• hypermethylation;
  • NSCLC;
  • RGC32;
  • MSP;
  • overall survival



Lung cancer is the leading cause of cancer-related deaths worldwide. Epigenetic inactivation of certain genes by aberrant promoter methylation is recognized as a crucial component in the initiation and progression of lung cancer. Response gene to complement 32 (RGC32) has been identified as a cell cycle regulator induced by activation of complements; however, its role in carcinogenesis is still controversial.


The authors examined the methylation status in the promoter region of RGC32 gene in nonsmall cell lung cancers (NSCLCs) using a methylation-specific PCR and correlated the results with clinicopathological features.


RGC32 methylation was found in 45 of 173 NSCLCs (26.0%) and was related to the gene expression. RGC32 methylation was more frequent in females than in males (P<0.05). RGC32 methylation was not significantly associated with the prognosis of patients; however, when the patients were categorized by TP53 mutational status, the effect of RGC32 methylation on prognosis was significantly different between those with and without TP53 mutations (P = .005 [test for homogeneity]). Specifically, RGC32 methylation was associated with significantly worse survival in the cases with wild-type TP53, whereas it exhibited a better survival outcome in the cases with TP53 mutations.


The current findings suggest that methylation-associated down-regulation of RGC32 plays an important role in the pathogenesis of NSCLC, particularly in females.

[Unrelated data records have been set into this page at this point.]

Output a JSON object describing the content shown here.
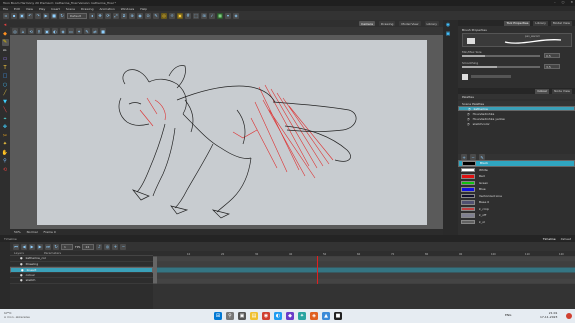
{
  "window": {
    "title": "Toon Boom Harmony 20 Premium: katherine_final Version: katherine_final *"
  },
  "menu": [
    "File",
    "Edit",
    "View",
    "Play",
    "Insert",
    "Scene",
    "Drawing",
    "Animation",
    "Windows",
    "Help"
  ],
  "toolbar": {
    "mode_select": "Default"
  },
  "view_tabs": [
    "Camera",
    "Drawing",
    "Model View",
    "Library"
  ],
  "viewport_status": {
    "zoom": "50%",
    "mode": "Normal",
    "frame": "Frame 0"
  },
  "right_panel": {
    "tabs": [
      "Tool Properties",
      "Library",
      "Model View"
    ],
    "tool_properties_title": "Brush Properties",
    "brush_label": "pen_wacom",
    "min_max": "Min/Max Size",
    "smoothing": "Smoothing",
    "size_val": "0.5",
    "smooth_val": "3.5",
    "palette_tabs": [
      "Colour",
      "Node View"
    ],
    "palette_header": "Palettes",
    "palette_section": "Scene Palettes",
    "palettes": [
      "katherine",
      "Houndedinhka",
      "Houndedinhka yellow",
      "sketchcolor"
    ],
    "swatches": [
      {
        "name": "Black",
        "color": "#000000"
      },
      {
        "name": "White",
        "color": "#ffffff"
      },
      {
        "name": "Red",
        "color": "#e01010"
      },
      {
        "name": "Green",
        "color": "#10c010"
      },
      {
        "name": "Blue",
        "color": "#1010e0"
      },
      {
        "name": "Vectorized Line",
        "color": "#101030"
      },
      {
        "name": "Base 0",
        "color": "#505070"
      },
      {
        "name": "k_crnp",
        "color": "#c04040"
      },
      {
        "name": "k_off",
        "color": "#808090"
      },
      {
        "name": "k_ol",
        "color": "#606060"
      }
    ]
  },
  "timeline": {
    "header_left": "Timeline",
    "header_right": "Timeline",
    "header_xsheet": "Xsheet",
    "frame_field": "1",
    "fps_label": "FPS",
    "end_field": "24",
    "layers_col_header": "Layers",
    "params_header": "Parameters",
    "layers": [
      {
        "name": "katherine_col"
      },
      {
        "name": "Drawing"
      },
      {
        "name": "lineart"
      },
      {
        "name": "colour"
      },
      {
        "name": "sketch"
      }
    ],
    "frame_numbers": [
      "10",
      "20",
      "30",
      "40",
      "50",
      "60",
      "70",
      "80",
      "90",
      "100",
      "110",
      "120"
    ]
  },
  "taskbar": {
    "weather_temp": "17°C",
    "weather_desc": "A mon. akkerelse",
    "time": "21:01",
    "date": "17-11-2023",
    "lang": "ENG",
    "colors": {
      "windows": "#0078d4",
      "explorer": "#f0c030",
      "chrome": "#d04030",
      "edge": "#1f9cf0",
      "toonboom": "#2ba3a0"
    }
  },
  "accent": "#3aa0b8",
  "sketch_colors": {
    "line": "#222222",
    "shadow": "#e02020"
  }
}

However, further studies with a large number of cases are needed to confirm the authors' findings. Cancer 2011. © 2010 American Cancer Society.